## Task instructions
Reproduce the entries below exactly, but leave the pictures out.

----- Data shown -----

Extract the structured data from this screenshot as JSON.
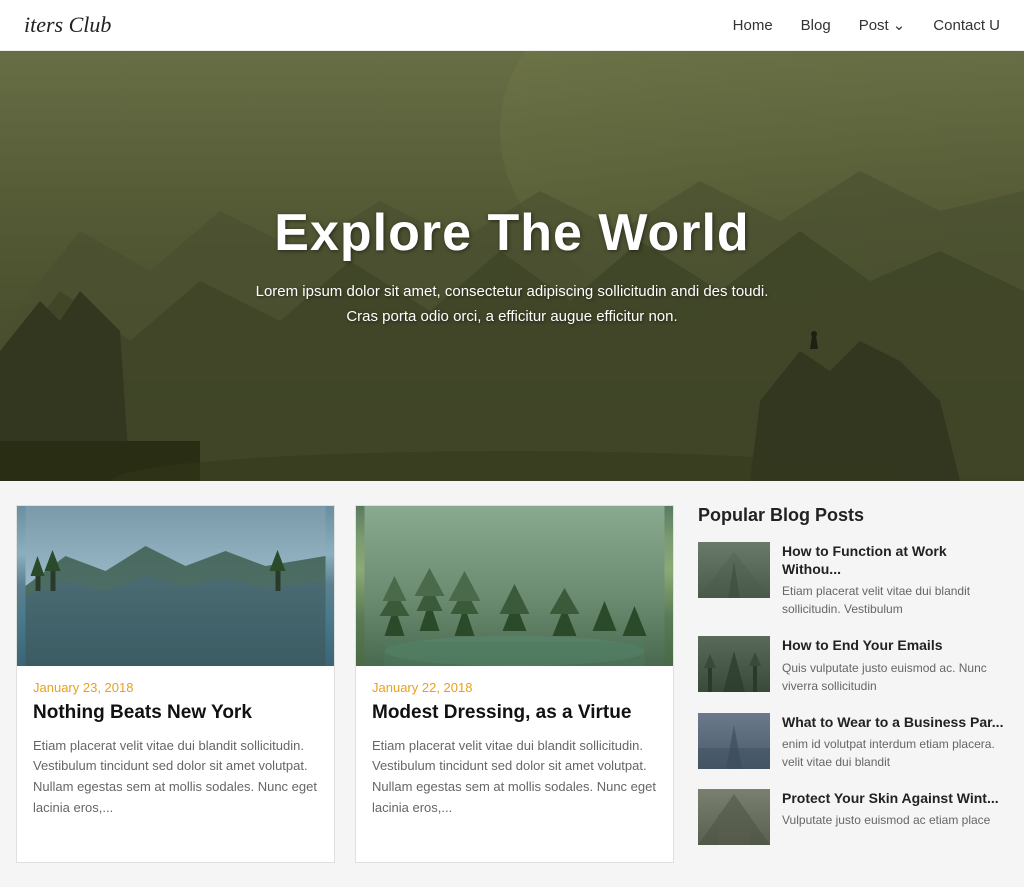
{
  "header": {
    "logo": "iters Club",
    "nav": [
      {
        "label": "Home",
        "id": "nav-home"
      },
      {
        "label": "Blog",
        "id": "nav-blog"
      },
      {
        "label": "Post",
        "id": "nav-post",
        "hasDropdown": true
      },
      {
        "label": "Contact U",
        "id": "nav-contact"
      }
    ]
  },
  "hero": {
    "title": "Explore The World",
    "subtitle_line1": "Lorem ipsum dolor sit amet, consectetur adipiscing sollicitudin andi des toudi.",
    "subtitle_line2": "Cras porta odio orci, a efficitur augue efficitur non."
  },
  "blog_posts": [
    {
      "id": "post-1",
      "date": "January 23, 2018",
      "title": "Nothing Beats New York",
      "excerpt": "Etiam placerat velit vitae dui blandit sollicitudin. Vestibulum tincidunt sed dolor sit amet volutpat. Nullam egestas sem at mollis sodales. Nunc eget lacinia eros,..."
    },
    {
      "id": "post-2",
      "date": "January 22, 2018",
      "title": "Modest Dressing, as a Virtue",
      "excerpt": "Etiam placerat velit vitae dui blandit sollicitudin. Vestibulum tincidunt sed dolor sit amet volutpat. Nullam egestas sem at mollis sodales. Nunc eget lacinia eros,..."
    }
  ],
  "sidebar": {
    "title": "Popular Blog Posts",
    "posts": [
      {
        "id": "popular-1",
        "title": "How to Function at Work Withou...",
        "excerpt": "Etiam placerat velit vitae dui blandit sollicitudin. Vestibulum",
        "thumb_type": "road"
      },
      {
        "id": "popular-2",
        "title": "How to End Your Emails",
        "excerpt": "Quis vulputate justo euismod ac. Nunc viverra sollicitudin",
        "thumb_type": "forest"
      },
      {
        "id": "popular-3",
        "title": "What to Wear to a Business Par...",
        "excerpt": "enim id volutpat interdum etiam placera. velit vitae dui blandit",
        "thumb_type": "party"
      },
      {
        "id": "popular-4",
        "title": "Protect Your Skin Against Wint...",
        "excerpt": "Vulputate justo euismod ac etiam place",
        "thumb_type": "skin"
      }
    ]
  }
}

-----

## Solution to this exercise
Extract the structured data from this screenshot as JSON.
{
  "header": {
    "logo": "iters Club",
    "nav": [
      {
        "label": "Home",
        "id": "nav-home"
      },
      {
        "label": "Blog",
        "id": "nav-blog"
      },
      {
        "label": "Post",
        "id": "nav-post",
        "hasDropdown": true
      },
      {
        "label": "Contact U",
        "id": "nav-contact"
      }
    ]
  },
  "hero": {
    "title": "Explore The World",
    "subtitle_line1": "Lorem ipsum dolor sit amet, consectetur adipiscing sollicitudin andi des toudi.",
    "subtitle_line2": "Cras porta odio orci, a efficitur augue efficitur non."
  },
  "blog_posts": [
    {
      "id": "post-1",
      "date": "January 23, 2018",
      "title": "Nothing Beats New York",
      "excerpt": "Etiam placerat velit vitae dui blandit sollicitudin. Vestibulum tincidunt sed dolor sit amet volutpat. Nullam egestas sem at mollis sodales. Nunc eget lacinia eros,..."
    },
    {
      "id": "post-2",
      "date": "January 22, 2018",
      "title": "Modest Dressing, as a Virtue",
      "excerpt": "Etiam placerat velit vitae dui blandit sollicitudin. Vestibulum tincidunt sed dolor sit amet volutpat. Nullam egestas sem at mollis sodales. Nunc eget lacinia eros,..."
    }
  ],
  "sidebar": {
    "title": "Popular Blog Posts",
    "posts": [
      {
        "id": "popular-1",
        "title": "How to Function at Work Withou...",
        "excerpt": "Etiam placerat velit vitae dui blandit sollicitudin. Vestibulum",
        "thumb_type": "road"
      },
      {
        "id": "popular-2",
        "title": "How to End Your Emails",
        "excerpt": "Quis vulputate justo euismod ac. Nunc viverra sollicitudin",
        "thumb_type": "forest"
      },
      {
        "id": "popular-3",
        "title": "What to Wear to a Business Par...",
        "excerpt": "enim id volutpat interdum etiam placera. velit vitae dui blandit",
        "thumb_type": "party"
      },
      {
        "id": "popular-4",
        "title": "Protect Your Skin Against Wint...",
        "excerpt": "Vulputate justo euismod ac etiam place",
        "thumb_type": "skin"
      }
    ]
  }
}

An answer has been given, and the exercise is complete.